A peer-reviewed scientific article “Human exposures to bisphenol A: mismatches between data and assumptions” appeared April 4, 2013 in the journal Reviews on Environmental Health (Vandenberg et al. 2013). The article is written by experienced BPA scientists from the US and gives an overview of the current hot issues in the debate about this endocrine disrupting chemical.

In particular, the authors discuss human biomonitoring of the plastic compound in blood samples, an issue that has been a topic lately even in mainstream media. Levels of active, free BPA measured in human blood samples are relevant, according to this article. Further, these scientists note that known exposure sources to BPA may not account for all BPA found in humans—an assumption that is in direct contradiction to the European Food Safety Authority’s (EFSA) assumption (EFSA 2010) where exposure via food packaging is thought to be the only relevant route. Both EFSA and the FDA discounted non-oral dosing BPA animal studies in their risk assessments. Therefore the scientists call for a better understanding of all BPA exposure routes and consideration of all low dose animal experiments when setting of assumed safe exposure levels for the entire population—including sensitive groups like fetuses and newborn children.
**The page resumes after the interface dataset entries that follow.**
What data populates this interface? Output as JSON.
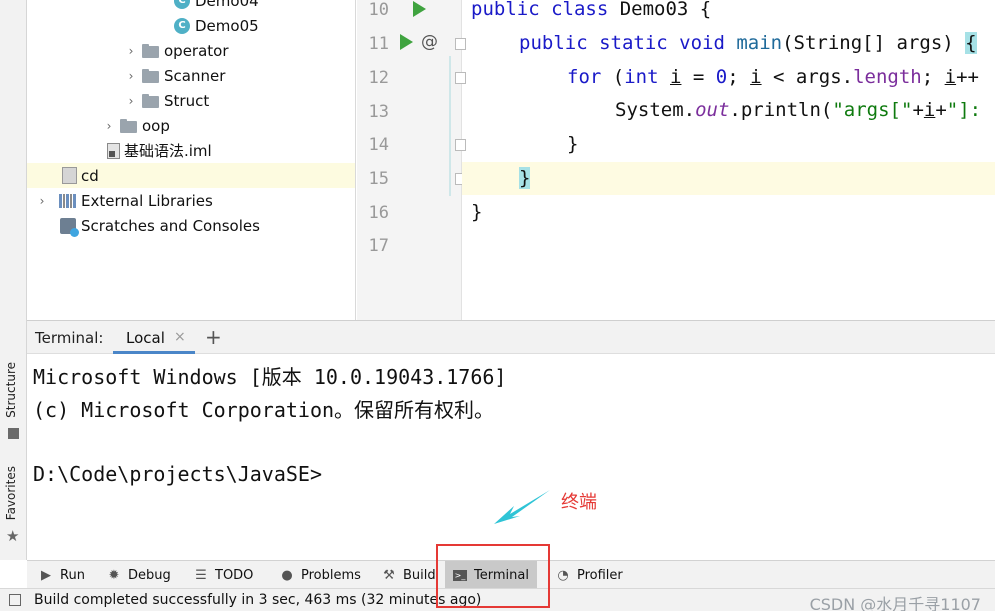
{
  "project_tree": [
    {
      "label": "Demo04",
      "type": "class",
      "chevron": ""
    },
    {
      "label": "Demo05",
      "type": "class",
      "chevron": ""
    },
    {
      "label": "operator",
      "type": "folder",
      "chevron": "›"
    },
    {
      "label": "Scanner",
      "type": "folder",
      "chevron": "›"
    },
    {
      "label": "Struct",
      "type": "folder",
      "chevron": "›"
    },
    {
      "label": "oop",
      "type": "folder",
      "chevron": "›"
    },
    {
      "label": "基础语法.iml",
      "type": "file",
      "chevron": ""
    },
    {
      "label": "cd",
      "type": "cd",
      "chevron": ""
    },
    {
      "label": "External Libraries",
      "type": "lib",
      "chevron": "›"
    },
    {
      "label": "Scratches and Consoles",
      "type": "scratch",
      "chevron": ""
    }
  ],
  "side_tabs": {
    "structure": "Structure",
    "favorites": "Favorites"
  },
  "editor": {
    "line_numbers": [
      "10",
      "11",
      "12",
      "13",
      "14",
      "15",
      "16",
      "17"
    ],
    "at_symbol": "@",
    "code": {
      "l10_kw": "public class ",
      "l10_rest": "Demo03 {",
      "l11_kw": "public static void ",
      "l11_fn": "main",
      "l11_rest": "(String[] args) ",
      "l11_brace": "{",
      "l12_kw1": "for",
      "l12_a": " (",
      "l12_kw2": "int",
      "l12_b": " ",
      "l12_i1": "i",
      "l12_c": " = ",
      "l12_num": "0",
      "l12_d": "; ",
      "l12_i2": "i",
      "l12_e": " < args.",
      "l12_fld": "length",
      "l12_f": "; ",
      "l12_i3": "i",
      "l12_g": "++",
      "l13_a": "System.",
      "l13_out": "out",
      "l13_b": ".println(",
      "l13_s1": "\"args[\"",
      "l13_c": "+",
      "l13_i": "i",
      "l13_d": "+",
      "l13_s2": "\"]:",
      "l14": "}",
      "l15": "}",
      "l16": "}"
    }
  },
  "terminal": {
    "title": "Terminal:",
    "tab_label": "Local",
    "tab_close": "×",
    "add_tab": "+",
    "lines": [
      "Microsoft Windows [版本 10.0.19043.1766]",
      "(c) Microsoft Corporation。保留所有权利。",
      "",
      "D:\\Code\\projects\\JavaSE>"
    ]
  },
  "tool_tabs": [
    {
      "label": "Run",
      "icon": "▶"
    },
    {
      "label": "Debug",
      "icon": "✹"
    },
    {
      "label": "TODO",
      "icon": "☰"
    },
    {
      "label": "Problems",
      "icon": "●"
    },
    {
      "label": "Build",
      "icon": "⚒"
    },
    {
      "label": "Terminal",
      "icon": ">_"
    },
    {
      "label": "Profiler",
      "icon": "◔"
    }
  ],
  "status": {
    "message": "Build completed successfully in 3 sec, 463 ms (32 minutes ago)",
    "watermark": "CSDN @水月千寻1107"
  },
  "annotation": {
    "label": "终端",
    "color": "#e53935",
    "arrow_color": "#2fc4d6"
  },
  "colors": {
    "keyword": "#1a1ac8",
    "string": "#0e7a0e",
    "field": "#7b2e9c",
    "accent": "#4a86c8",
    "run_green": "#3fa33f"
  }
}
Vandenberg, L., et al. (2013). Human exposures to bisphenol A: mismatches between data and assumptions. Reviews on Environmental Health. 28: 37 (online April4, 2013)